## Problem to work on
Restate the full set of records exactly, word for word.

## Input data

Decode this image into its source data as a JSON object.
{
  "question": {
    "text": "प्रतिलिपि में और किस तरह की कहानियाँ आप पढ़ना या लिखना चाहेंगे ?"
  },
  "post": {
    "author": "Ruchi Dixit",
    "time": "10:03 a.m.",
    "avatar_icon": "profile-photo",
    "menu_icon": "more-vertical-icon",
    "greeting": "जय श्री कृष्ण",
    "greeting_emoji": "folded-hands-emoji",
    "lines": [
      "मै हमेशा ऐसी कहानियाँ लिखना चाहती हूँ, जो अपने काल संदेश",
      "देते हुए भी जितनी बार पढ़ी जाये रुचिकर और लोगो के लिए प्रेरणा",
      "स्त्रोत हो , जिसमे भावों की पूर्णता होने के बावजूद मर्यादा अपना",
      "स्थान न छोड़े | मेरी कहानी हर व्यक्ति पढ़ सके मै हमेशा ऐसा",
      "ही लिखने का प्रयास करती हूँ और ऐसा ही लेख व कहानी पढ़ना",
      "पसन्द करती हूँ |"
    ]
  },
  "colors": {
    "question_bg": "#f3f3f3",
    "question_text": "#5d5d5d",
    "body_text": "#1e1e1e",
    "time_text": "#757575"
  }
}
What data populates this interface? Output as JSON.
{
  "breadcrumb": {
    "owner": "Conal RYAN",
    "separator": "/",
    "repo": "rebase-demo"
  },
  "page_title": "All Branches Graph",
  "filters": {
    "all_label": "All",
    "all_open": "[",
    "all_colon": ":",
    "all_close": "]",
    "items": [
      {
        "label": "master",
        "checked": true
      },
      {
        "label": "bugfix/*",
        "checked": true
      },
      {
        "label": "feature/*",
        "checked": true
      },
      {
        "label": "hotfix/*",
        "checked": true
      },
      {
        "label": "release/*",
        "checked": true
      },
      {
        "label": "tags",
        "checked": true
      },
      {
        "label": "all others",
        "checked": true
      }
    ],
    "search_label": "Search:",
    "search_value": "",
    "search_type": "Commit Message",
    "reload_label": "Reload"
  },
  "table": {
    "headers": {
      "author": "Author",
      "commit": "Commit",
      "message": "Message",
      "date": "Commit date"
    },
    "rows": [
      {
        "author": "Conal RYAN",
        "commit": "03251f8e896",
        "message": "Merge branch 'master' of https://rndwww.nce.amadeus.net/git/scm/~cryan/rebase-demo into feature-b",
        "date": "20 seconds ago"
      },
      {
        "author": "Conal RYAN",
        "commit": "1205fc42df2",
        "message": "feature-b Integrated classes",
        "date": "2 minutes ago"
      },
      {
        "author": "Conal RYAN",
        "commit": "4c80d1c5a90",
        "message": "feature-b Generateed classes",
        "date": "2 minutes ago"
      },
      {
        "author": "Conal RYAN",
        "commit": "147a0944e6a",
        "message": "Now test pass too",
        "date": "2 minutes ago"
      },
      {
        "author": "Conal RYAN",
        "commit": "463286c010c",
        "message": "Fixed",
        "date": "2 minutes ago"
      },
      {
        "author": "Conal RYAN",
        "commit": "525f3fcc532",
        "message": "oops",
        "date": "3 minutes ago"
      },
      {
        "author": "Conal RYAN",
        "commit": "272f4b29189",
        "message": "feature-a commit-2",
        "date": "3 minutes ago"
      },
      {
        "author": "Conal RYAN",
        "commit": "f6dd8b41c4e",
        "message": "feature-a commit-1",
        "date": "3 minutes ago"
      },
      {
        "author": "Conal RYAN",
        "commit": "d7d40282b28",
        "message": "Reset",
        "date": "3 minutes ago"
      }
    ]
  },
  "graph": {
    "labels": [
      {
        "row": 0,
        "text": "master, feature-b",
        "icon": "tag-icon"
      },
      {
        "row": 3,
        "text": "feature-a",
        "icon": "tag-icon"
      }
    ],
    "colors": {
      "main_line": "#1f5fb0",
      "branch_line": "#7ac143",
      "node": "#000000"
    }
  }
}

## Task output
Decode this image into its source data as a JSON object.
{
  "question": {
    "text": "प्रतिलिपि में और किस तरह की कहानियाँ आप पढ़ना या लिखना चाहेंगे ?"
  },
  "post": {
    "author": "Ruchi Dixit",
    "time": "10:03 a.m.",
    "avatar_icon": "profile-photo",
    "menu_icon": "more-vertical-icon",
    "greeting": "जय श्री कृष्ण",
    "greeting_emoji": "folded-hands-emoji",
    "lines": [
      "मै हमेशा ऐसी कहानियाँ लिखना चाहती हूँ, जो अपने काल संदेश",
      "देते हुए भी जितनी बार पढ़ी जाये रुचिकर और लोगो के लिए प्रेरणा",
      "स्त्रोत हो , जिसमे भावों की पूर्णता होने के बावजूद मर्यादा अपना",
      "स्थान न छोड़े | मेरी कहानी हर व्यक्ति पढ़ सके मै हमेशा ऐसा",
      "ही लिखने का प्रयास करती हूँ और ऐसा ही लेख व कहानी पढ़ना",
      "पसन्द करती हूँ |"
    ]
  },
  "colors": {
    "question_bg": "#f3f3f3",
    "question_text": "#5d5d5d",
    "body_text": "#1e1e1e",
    "time_text": "#757575"
  }
}
What data populates this interface? Output as JSON.
{
  "breadcrumb": {
    "owner": "Conal RYAN",
    "separator": "/",
    "repo": "rebase-demo"
  },
  "page_title": "All Branches Graph",
  "filters": {
    "all_label": "All",
    "all_open": "[",
    "all_colon": ":",
    "all_close": "]",
    "items": [
      {
        "label": "master",
        "checked": true
      },
      {
        "label": "bugfix/*",
        "checked": true
      },
      {
        "label": "feature/*",
        "checked": true
      },
      {
        "label": "hotfix/*",
        "checked": true
      },
      {
        "label": "release/*",
        "checked": true
      },
      {
        "label": "tags",
        "checked": true
      },
      {
        "label": "all others",
        "checked": true
      }
    ],
    "search_label": "Search:",
    "search_value": "",
    "search_type": "Commit Message",
    "reload_label": "Reload"
  },
  "table": {
    "headers": {
      "author": "Author",
      "commit": "Commit",
      "message": "Message",
      "date": "Commit date"
    },
    "rows": [
      {
        "author": "Conal RYAN",
        "commit": "03251f8e896",
        "message": "Merge branch 'master' of https://rndwww.nce.amadeus.net/git/scm/~cryan/rebase-demo into feature-b",
        "date": "20 seconds ago"
      },
      {
        "author": "Conal RYAN",
        "commit": "1205fc42df2",
        "message": "feature-b Integrated classes",
        "date": "2 minutes ago"
      },
      {
        "author": "Conal RYAN",
        "commit": "4c80d1c5a90",
        "message": "feature-b Generateed classes",
        "date": "2 minutes ago"
      },
      {
        "author": "Conal RYAN",
        "commit": "147a0944e6a",
        "message": "Now test pass too",
        "date": "2 minutes ago"
      },
      {
        "author": "Conal RYAN",
        "commit": "463286c010c",
        "message": "Fixed",
        "date": "2 minutes ago"
      },
      {
        "author": "Conal RYAN",
        "commit": "525f3fcc532",
        "message": "oops",
        "date": "3 minutes ago"
      },
      {
        "author": "Conal RYAN",
        "commit": "272f4b29189",
        "message": "feature-a commit-2",
        "date": "3 minutes ago"
      },
      {
        "author": "Conal RYAN",
        "commit": "f6dd8b41c4e",
        "message": "feature-a commit-1",
        "date": "3 minutes ago"
      },
      {
        "author": "Conal RYAN",
        "commit": "d7d40282b28",
        "message": "Reset",
        "date": "3 minutes ago"
      }
    ]
  },
  "graph": {
    "labels": [
      {
        "row": 0,
        "text": "master, feature-b",
        "icon": "tag-icon"
      },
      {
        "row": 3,
        "text": "feature-a",
        "icon": "tag-icon"
      }
    ],
    "colors": {
      "main_line": "#1f5fb0",
      "branch_line": "#7ac143",
      "node": "#000000"
    }
  }
}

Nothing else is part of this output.